THE GREEN EVOLUTION
In 2004, UN Secretary General Kofi Annan wrote to over 50 CEOs of major financial institutions inviting them to participate in an initiative exploring ways to integrate environmental, social and governance (ESG) initiatives into capital markets. A report in 2005 ‘Who Cares Wins’ and a subsequent report called the ‘Freshfield Report’ showed that ESG makes good business sense, leads to more sustainable markets, better outcomes for societies and is relevant for financial valuation. Later reports published in 2013 and 2014 showed that good corporate sustainability performance was associated with good financial results******.
Seeking to remain agile and in the vanguard of such initiatives, Jersey commissioned a report in 2020, resulting in the development of ‘Jersey for Good – A Sustainable Future’, the Island’s long-term strategy and collective vision for the industry. This was further supported with the publication of ‘Jersey’s Pathway to Success’ a two-year plan to accelerate the journey towards a sustainable future*******.

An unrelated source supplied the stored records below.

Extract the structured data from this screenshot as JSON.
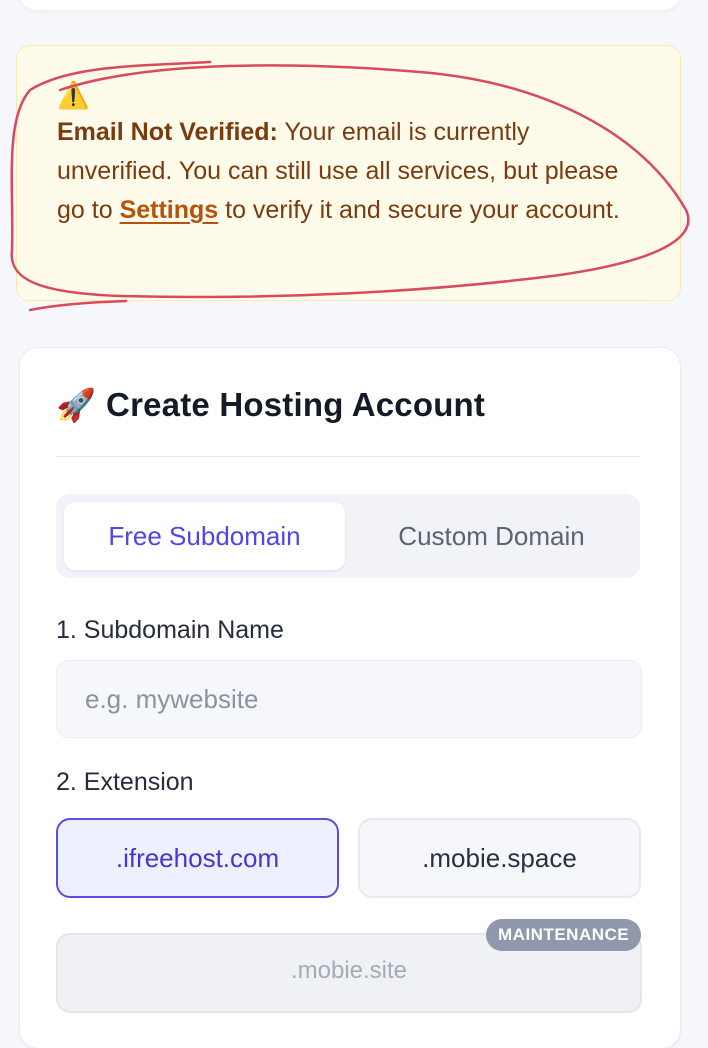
{
  "alert": {
    "icon": "warning-icon",
    "title": "Email Not Verified:",
    "text_before_link": " Your email is currently unverified. You can still use all services, but please go to ",
    "link": "Settings",
    "text_after_link": " to verify it and secure your account.",
    "annotation_color": "#d94a5a"
  },
  "card": {
    "title_icon": "rocket-icon",
    "title": "Create Hosting Account",
    "tabs": [
      {
        "label": "Free Subdomain",
        "active": true
      },
      {
        "label": "Custom Domain",
        "active": false
      }
    ],
    "subdomain": {
      "label": "1. Subdomain Name",
      "placeholder": "e.g. mywebsite",
      "value": ""
    },
    "extension": {
      "label": "2. Extension",
      "options": [
        {
          "label": ".ifreehost.com",
          "selected": true
        },
        {
          "label": ".mobie.space",
          "selected": false
        },
        {
          "label": ".mobie.site",
          "selected": false,
          "badge": "MAINTENANCE"
        }
      ]
    }
  },
  "colors": {
    "accent": "#4f46e5",
    "alert_bg": "#fffbea",
    "alert_text": "#7a3b10",
    "badge_bg": "#8f99ab"
  }
}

Over the last year we have experienced investors (rightly so) scrutinising ESG strategies to a greater degree than ever before. Our customers face material investor demand to demonstrate tangible actions rather than stating goals. The ability to deliver an ESG strategy is crucial to a company’s license to operate and heir access to economic capital.
It is clear that ESG is more than a trend and is here to stay. For example, NatWest Group has introduced climate as one of the three focus areas for its purpose-led strategy, aiming to deliver the greatest environmental and social impact to stakeholders and we have appointed a dedicated ESG lead who is educating a team of 140 colleagues in climate matters, to ensure ESG considerations are fully embedded as the default way of thinking.

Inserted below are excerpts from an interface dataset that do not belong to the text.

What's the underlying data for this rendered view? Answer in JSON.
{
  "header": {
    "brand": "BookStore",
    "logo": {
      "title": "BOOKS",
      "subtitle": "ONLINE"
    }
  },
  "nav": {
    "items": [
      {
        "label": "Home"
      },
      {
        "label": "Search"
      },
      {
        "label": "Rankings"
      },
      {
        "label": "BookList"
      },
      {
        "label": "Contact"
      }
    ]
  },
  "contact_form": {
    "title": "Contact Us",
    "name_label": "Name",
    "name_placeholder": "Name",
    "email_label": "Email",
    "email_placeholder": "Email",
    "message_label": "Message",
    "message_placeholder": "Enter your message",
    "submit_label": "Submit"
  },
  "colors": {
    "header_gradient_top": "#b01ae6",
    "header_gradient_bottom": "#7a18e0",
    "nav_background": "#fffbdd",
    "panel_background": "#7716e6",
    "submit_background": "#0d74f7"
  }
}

Later this year Jersey’s banking sector will take centre stage at COP26, highlighting the way in which corporate banking could support global decarbonisation and drive positive environmental change.
THE NEXT 60 YEARS
Jersey has long been the jurisdiction of choice for corporate organisations to seek expert advice, administrative services and banking support.
To reinforce and maintain the Island’s position as a world leader in finance, we all need to invest, innovate and adopt technological advances, commit wholeheartedly to a sustainable future and most importantly continue to support our people and the communities we serve.